Day 1: June 29, 2002
Whitehorse County Park and vicinity

Black-capped Chickadee
Black-capped chickadees are common in riparian areas.

Rogue River
Rogue River at Whitehorse County Park.

old riverfront road
An old road follows the riverfront at Whitehorse Park and makes for excellent birding.

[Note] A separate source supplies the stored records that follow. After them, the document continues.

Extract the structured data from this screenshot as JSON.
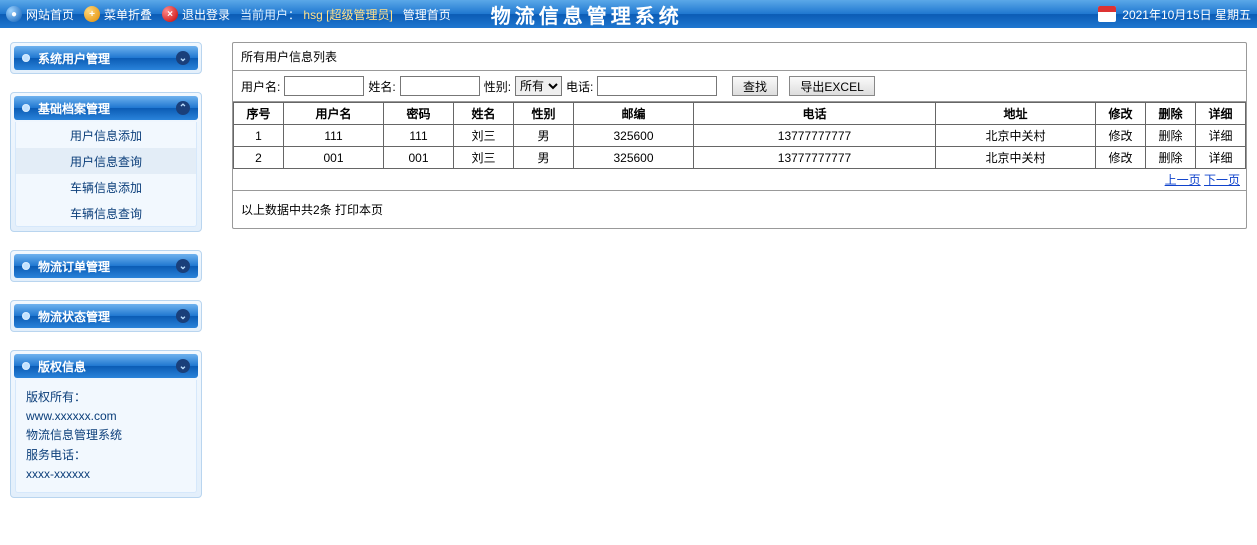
{
  "topbar": {
    "home": "网站首页",
    "collapse": "菜单折叠",
    "logout": "退出登录",
    "current_user_label": "当前用户：",
    "current_user": "hsg",
    "role": "[超级管理员]",
    "admin_home": "管理首页",
    "title": "物流信息管理系统",
    "date": "2021年10月15日 星期五"
  },
  "sidebar": {
    "panels": [
      {
        "title": "系统用户管理",
        "chev": "v"
      },
      {
        "title": "基础档案管理",
        "chev": "^",
        "items": [
          {
            "label": "用户信息添加"
          },
          {
            "label": "用户信息查询",
            "active": true
          },
          {
            "label": "车辆信息添加"
          },
          {
            "label": "车辆信息查询"
          }
        ]
      },
      {
        "title": "物流订单管理",
        "chev": "v"
      },
      {
        "title": "物流状态管理",
        "chev": "v"
      },
      {
        "title": "版权信息",
        "chev": "v",
        "copyright": {
          "l1": "版权所有：",
          "l2": "www.xxxxxx.com",
          "l3": "物流信息管理系统",
          "l4": "服务电话：",
          "l5": "xxxx-xxxxxx"
        }
      }
    ]
  },
  "content": {
    "card_title": "所有用户信息列表",
    "filter": {
      "user_label": "用户名:",
      "user_value": "",
      "name_label": "姓名:",
      "name_value": "",
      "sex_label": "性别:",
      "sex_value": "所有",
      "phone_label": "电话:",
      "phone_value": "",
      "search_btn": "查找",
      "export_btn": "导出EXCEL"
    },
    "columns": [
      "序号",
      "用户名",
      "密码",
      "姓名",
      "性别",
      "邮编",
      "电话",
      "地址",
      "修改",
      "删除",
      "详细"
    ],
    "rows": [
      {
        "idx": "1",
        "user": "111",
        "pwd": "111",
        "name": "刘三",
        "sex": "男",
        "zip": "325600",
        "phone": "13777777777",
        "addr": "北京中关村",
        "edit": "修改",
        "del": "删除",
        "detail": "详细"
      },
      {
        "idx": "2",
        "user": "001",
        "pwd": "001",
        "name": "刘三",
        "sex": "男",
        "zip": "325600",
        "phone": "13777777777",
        "addr": "北京中关村",
        "edit": "修改",
        "del": "删除",
        "detail": "详细"
      }
    ],
    "pager_prev": "上一页",
    "pager_next": "下一页",
    "summary_prefix": "以上数据中共2条 ",
    "print": "打印本页"
  }
}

We left the Portland area in the morning and, after a 4-hour drive (not counting a one-hour stop to visit my grandmother in Salem), arrived in Grants Pass in early afternoon. We picked a camp site at Whitehorse County Park (DeLorme Atlas, page 19, A5, boat ramp 4527). The campground is in a beautiful mixed woods a bit back from the river. The composition of the trees in the campground was about 35% madrone, 30% ponderosa pine, 25% Douglas-fir, and 10% white oak. After setting up camp we went for a ride along the Rogue River Loop, down to Robertson Bridge (DeLorme Atlas, page 19, A5, boat launch 4503) and back. On this trip we saw Osprey on nests and flying or perched at several areas along the river. We also observed a Western Kingbird on a wire above the road at one of the many small streamside farms.

Back at camp I was building up quite a list of birds in the campground. I kept hearing whistled "whoit-whoit" calls and harsh rattles from a small patch of trees nearby. At first I thought it was an oddly paired mockingbird and oriole--until I finally realized that these were the calls of one bird--Yellow-breasted Chat. I pished up a flock made up of juvenile Black-capped Chickadees, Brown Creepers, Warbling Vireos, a Hutton's Vireo, and an Orange-crowned Warbler. A pair of loudly calling Cooper's Hawks flew through the trees and remained throughout the day. Evidently they have a nest here.

After dinner I headed out for an evening birding stroll down to the river. There were lots of birds, including about 10 Yellow-breasted Chat singing away, but mostly hidden. One of my target birds flew up into a tree, Red-shouldered Hawk. It was an adult in heavy wing and tail molt. Both Killdeer and Spotted Sandpiers called from the gravel bar amid-river, and an Osprey was picking apart a fish there, ignoring people playing and fishing along the bank nearby. I did get to observe the local race of Wrentit. Gray headed birds here have rather pinkish breasts, in contrast to the coastal form that has a ruddy-brown breast.

I returned to camp to find that poor Marlene had been stung severely by a yellowjacket while I was away birding. Little did we know that this was just the start of Marlene's saga with the bees...




Go on to the morning of Day 2: Whitehorse County Park...

Go back to the Introduction

Go to The Bird Guide's home page